Imagining My President's New Year Message- A Christmas Wish

I have been unable to do any real writing for weeks now. Between losing several friends and experiencing a peaceful strike turn into a brutal scary revolution, 2016 is leaving me drained. As I assess the year in these last days, I can only compare it to Sour Cream and Vinegar flavored Pringles. It has fed me but left a bad taste in my mouth.
My musings this month have ranged from existential questions (Is this life so fleeting, so unpredictable? What’s my Life Purpose again and what’s in it for me?) to political debates (How to best explain to outsiders and the fellow Cameroonians who don’t understand what the Anglophone problem is, Is this revolution on the right course etc.). Several pieces could be written from the thoughts this month has brought. But as I said, I am drained and I just want to think happy, hopeful thoughts.
Every year, on the 31st of December Paul Biya, the president of Cameroon for 34 years now, makes a New Year’s speech. In fact the first ‘Musings’ post of 2016 w…

Straight Outta My Bookshelf: Behold the Dreamers by Imbolo Mbue
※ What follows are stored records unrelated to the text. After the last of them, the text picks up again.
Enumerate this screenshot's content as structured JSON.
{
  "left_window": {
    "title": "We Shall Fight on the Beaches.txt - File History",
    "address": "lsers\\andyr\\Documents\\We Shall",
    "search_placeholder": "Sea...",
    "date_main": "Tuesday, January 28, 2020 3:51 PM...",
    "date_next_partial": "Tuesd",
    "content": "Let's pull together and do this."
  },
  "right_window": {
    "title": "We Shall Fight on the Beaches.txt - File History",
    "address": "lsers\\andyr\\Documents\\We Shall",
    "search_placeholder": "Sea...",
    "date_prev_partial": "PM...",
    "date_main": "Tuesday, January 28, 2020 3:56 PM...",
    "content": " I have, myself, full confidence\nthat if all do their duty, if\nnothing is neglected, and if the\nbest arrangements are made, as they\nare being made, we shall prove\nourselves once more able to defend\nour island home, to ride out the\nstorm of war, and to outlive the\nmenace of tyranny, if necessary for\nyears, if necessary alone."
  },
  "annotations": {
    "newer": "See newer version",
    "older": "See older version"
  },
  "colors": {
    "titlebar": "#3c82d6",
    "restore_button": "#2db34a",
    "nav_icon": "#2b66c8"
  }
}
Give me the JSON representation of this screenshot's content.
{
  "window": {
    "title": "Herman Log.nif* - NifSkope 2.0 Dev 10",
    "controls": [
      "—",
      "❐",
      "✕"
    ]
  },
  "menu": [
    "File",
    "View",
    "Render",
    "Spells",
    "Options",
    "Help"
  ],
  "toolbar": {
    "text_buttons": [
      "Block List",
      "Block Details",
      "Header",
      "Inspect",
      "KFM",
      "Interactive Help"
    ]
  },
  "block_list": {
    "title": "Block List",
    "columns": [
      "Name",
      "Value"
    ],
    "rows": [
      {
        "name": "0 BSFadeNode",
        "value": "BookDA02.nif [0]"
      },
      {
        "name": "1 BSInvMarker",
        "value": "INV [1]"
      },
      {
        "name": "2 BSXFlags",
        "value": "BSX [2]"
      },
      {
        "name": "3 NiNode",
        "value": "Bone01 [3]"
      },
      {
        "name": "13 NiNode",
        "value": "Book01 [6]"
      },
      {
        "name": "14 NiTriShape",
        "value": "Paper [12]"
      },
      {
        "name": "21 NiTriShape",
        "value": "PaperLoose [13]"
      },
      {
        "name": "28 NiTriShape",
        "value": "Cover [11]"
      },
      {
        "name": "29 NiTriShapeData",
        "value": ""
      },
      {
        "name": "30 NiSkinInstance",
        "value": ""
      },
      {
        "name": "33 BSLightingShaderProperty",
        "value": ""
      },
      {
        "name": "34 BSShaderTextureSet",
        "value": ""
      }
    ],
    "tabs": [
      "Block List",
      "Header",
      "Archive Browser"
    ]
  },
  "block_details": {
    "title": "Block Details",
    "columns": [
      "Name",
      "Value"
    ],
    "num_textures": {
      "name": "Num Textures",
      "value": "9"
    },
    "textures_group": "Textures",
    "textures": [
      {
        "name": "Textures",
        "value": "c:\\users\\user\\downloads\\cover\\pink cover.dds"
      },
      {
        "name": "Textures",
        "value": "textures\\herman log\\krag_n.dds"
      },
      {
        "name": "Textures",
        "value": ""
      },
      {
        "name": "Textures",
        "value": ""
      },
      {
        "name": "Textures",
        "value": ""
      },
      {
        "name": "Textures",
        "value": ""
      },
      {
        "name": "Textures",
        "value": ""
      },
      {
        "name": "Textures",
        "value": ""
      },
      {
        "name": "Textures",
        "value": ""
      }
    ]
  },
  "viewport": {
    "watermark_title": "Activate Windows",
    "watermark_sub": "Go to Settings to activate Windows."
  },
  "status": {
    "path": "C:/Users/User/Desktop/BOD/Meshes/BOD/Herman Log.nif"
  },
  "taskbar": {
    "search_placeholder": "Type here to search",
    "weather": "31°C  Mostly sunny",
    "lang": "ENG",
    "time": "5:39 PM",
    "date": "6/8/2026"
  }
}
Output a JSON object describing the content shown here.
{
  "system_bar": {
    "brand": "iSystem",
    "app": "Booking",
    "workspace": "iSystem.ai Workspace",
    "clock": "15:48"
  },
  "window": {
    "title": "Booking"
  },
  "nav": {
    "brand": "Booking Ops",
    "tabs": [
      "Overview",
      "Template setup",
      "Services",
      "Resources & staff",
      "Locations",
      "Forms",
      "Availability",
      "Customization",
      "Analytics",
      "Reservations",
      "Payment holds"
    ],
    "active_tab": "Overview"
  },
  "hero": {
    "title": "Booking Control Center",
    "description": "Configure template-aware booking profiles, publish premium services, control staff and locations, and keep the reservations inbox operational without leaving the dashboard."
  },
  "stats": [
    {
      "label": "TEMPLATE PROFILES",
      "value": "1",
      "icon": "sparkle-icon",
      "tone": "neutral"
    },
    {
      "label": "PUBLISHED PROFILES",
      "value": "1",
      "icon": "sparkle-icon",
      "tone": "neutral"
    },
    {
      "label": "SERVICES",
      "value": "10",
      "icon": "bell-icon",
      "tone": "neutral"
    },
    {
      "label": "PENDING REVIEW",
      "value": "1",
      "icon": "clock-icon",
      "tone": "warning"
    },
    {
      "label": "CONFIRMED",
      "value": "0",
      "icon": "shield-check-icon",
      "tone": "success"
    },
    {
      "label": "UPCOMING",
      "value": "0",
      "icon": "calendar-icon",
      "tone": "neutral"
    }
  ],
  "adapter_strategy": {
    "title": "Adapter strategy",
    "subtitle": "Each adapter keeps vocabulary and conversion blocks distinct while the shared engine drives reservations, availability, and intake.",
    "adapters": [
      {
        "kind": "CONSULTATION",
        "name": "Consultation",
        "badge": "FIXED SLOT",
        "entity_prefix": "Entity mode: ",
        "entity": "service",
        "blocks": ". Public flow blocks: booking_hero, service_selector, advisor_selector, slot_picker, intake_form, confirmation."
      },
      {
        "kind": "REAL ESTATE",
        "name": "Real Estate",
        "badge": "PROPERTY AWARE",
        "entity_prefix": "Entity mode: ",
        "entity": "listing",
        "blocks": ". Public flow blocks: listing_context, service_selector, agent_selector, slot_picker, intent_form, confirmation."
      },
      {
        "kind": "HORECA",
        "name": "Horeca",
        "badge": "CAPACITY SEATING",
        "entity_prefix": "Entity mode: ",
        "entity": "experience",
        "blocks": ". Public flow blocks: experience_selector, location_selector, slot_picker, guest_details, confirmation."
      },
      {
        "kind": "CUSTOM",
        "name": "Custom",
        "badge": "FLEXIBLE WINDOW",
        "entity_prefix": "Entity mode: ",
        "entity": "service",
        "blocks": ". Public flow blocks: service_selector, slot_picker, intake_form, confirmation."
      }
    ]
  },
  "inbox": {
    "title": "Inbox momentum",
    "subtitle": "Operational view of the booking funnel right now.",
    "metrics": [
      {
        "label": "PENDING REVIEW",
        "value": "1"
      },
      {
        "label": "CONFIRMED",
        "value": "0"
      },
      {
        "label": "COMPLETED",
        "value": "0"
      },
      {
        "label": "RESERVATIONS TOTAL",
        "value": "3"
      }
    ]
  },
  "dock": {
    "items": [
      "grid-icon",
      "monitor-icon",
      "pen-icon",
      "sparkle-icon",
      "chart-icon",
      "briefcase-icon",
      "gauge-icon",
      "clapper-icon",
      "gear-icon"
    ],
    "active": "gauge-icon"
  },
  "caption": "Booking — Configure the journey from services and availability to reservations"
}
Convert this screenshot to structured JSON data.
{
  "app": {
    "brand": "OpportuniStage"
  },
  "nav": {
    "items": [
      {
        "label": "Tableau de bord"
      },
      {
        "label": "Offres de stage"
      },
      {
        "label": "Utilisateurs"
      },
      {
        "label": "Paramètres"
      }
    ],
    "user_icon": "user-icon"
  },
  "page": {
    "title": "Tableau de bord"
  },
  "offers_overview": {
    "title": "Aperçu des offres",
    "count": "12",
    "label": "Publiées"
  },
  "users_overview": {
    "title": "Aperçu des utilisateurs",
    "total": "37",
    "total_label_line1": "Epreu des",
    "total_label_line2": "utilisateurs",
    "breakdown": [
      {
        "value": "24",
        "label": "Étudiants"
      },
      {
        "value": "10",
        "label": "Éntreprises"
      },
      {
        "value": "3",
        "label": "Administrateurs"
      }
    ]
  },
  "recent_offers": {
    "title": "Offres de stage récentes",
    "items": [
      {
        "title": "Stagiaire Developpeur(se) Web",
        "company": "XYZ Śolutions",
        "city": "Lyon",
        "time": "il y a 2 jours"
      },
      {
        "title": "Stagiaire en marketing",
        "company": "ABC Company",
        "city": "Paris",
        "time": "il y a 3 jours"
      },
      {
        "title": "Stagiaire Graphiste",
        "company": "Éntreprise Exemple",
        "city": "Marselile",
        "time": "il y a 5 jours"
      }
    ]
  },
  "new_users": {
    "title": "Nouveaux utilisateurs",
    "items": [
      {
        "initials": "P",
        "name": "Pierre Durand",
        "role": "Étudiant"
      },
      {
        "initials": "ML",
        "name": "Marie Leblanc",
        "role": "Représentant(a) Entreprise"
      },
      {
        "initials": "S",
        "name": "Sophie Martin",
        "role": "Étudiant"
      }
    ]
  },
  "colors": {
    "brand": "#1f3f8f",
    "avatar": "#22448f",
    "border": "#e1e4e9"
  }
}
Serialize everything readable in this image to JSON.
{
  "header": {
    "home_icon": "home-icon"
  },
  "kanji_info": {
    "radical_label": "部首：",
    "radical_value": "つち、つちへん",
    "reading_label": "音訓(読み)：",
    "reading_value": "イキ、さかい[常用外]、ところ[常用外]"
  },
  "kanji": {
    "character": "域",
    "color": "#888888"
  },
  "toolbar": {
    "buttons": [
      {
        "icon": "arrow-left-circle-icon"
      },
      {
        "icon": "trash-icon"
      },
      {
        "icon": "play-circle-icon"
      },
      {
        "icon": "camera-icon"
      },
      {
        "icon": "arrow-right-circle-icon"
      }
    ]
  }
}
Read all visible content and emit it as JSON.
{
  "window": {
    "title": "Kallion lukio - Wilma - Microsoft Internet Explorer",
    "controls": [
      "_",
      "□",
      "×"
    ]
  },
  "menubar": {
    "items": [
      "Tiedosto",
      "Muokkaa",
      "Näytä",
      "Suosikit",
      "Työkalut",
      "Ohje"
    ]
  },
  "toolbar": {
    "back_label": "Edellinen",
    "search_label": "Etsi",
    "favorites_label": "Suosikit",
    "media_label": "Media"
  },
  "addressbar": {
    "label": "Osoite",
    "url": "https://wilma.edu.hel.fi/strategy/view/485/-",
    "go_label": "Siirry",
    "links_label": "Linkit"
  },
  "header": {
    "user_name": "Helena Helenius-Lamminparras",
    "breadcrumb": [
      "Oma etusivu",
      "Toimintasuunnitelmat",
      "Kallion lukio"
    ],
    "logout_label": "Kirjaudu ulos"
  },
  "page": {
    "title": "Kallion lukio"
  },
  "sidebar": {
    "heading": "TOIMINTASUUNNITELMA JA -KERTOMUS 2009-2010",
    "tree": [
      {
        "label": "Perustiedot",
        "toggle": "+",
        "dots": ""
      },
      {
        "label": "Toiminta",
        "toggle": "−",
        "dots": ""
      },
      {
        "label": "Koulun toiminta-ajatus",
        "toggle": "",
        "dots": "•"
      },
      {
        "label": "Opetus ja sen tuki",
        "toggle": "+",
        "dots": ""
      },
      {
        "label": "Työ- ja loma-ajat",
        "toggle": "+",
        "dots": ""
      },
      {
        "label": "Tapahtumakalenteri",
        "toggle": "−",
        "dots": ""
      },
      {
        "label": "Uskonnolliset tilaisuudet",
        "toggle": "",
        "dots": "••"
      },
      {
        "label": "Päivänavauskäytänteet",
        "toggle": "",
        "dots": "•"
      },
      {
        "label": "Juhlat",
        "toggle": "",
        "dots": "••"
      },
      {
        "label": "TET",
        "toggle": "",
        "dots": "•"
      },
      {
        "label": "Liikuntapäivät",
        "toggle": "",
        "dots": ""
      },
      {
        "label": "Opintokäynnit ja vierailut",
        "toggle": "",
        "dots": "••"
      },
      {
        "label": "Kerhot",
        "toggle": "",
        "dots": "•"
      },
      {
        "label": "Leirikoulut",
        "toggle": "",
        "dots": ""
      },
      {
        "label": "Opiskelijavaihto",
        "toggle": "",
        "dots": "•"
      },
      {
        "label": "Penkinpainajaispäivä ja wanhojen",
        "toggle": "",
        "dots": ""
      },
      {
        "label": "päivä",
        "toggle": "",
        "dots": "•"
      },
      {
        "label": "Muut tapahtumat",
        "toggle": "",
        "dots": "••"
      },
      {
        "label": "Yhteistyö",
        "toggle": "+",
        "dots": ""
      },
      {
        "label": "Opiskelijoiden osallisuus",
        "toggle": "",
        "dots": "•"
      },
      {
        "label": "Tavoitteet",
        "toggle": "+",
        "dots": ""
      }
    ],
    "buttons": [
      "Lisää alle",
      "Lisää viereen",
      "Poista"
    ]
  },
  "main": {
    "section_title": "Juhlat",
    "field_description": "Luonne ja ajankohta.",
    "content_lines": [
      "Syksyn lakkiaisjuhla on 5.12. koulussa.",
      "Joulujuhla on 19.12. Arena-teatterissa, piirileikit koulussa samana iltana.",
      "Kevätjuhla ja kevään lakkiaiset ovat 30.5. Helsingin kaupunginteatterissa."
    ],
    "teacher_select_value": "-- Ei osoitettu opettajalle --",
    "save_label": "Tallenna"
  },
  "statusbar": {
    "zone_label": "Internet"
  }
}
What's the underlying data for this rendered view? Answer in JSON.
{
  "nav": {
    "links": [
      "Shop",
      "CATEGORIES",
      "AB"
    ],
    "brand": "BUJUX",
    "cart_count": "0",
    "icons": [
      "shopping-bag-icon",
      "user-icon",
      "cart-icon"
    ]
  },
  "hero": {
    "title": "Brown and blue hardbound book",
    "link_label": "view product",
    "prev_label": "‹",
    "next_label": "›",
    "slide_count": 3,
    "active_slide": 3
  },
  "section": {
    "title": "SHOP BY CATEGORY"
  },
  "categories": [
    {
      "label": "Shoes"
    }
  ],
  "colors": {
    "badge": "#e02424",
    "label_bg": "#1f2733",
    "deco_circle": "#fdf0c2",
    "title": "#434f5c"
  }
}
I consider myself an avid reader, but I must guiltily confess that I read as means of escape and entertainment than I do for the purpose of learning. For this reason it took me a while to get into literary fiction in general and African literary fiction in particular. Literary fiction is great with its ‘classics’ like Bronte’s Jane Eyre or  Sembene's God’s Bits of Wood, but not what I’d call ‘fun, curl-up-on-the-couch reading’. Though I have read and appreciate aspects of the likes of Oyono’s The Old Man and the Medal and Ngugi’s Wizard of the Crow the books I have re-read, the books whose covers are worn from being carried around everywhere are those whose plots were structured to entertain me rather than pass on some satirical message. Pop-fiction is popular for a reason and up till a few years back I couldn’t say there was an African equivalent to the western pop-fiction I binged on as a young reader. Today the story is different, I can list a wide array of contemporary African…

An Ode to Those We've Lost

Last month I visited the United States briefly. After having spent almost seven years of my childhood there and returning home to Cameroon indefinitely, this trip was my first in fifteen years. Messages from friends spanned from "watch out for the police" to "buy me shoes" to " we hope you're coming back". One particular writer friend wrote me asking how long I was traveling for. When I told her I was just going to be out for just over a week, she had this to say: 

"Ah okay. I'd been worried that we've lost another πŸ˜œπŸ˜‚πŸ˜‚ Not that I would have told you if you were moving. I'd just have said congratulations and all the best and stuff like that. Then wished I had all African Presidents on speed dial so I could berate Biya for losing [another] top brain"
It is this comment in particular and the experience of the trip which inspired this post. 

I traveled for a conference, my first academic conference. I was happy, proud of the achieveme…

Murdering Poverty: A review

Ever heard of the ‘development-aid debate’? Well unless you are a follower of politics, news, or a scholar of the humanities, you may not recognize the debate in so many words. While the average African citizen has most likely questioned the motives of international agencies dishing out aid and the method used in dishing out aid to developing countries which constitute most of the continent, the layman wouldn’t necessarily term it the ‘development aid debate’. Terminology aside, it is one and the same thing, and this debate is what Arrey E. Ntui delves into with his inaugural publication Murdering Poverty: How to fix aid. With this book, Ntui sets out to offer a simple, creative rendition of the development aid debate and initiatives for the turnaround of aid for the successful ‘murder of poverty. The author situates his book within the fields of development, development economics and international relations. However there is no definition of these concepts nor is there a guiding theor…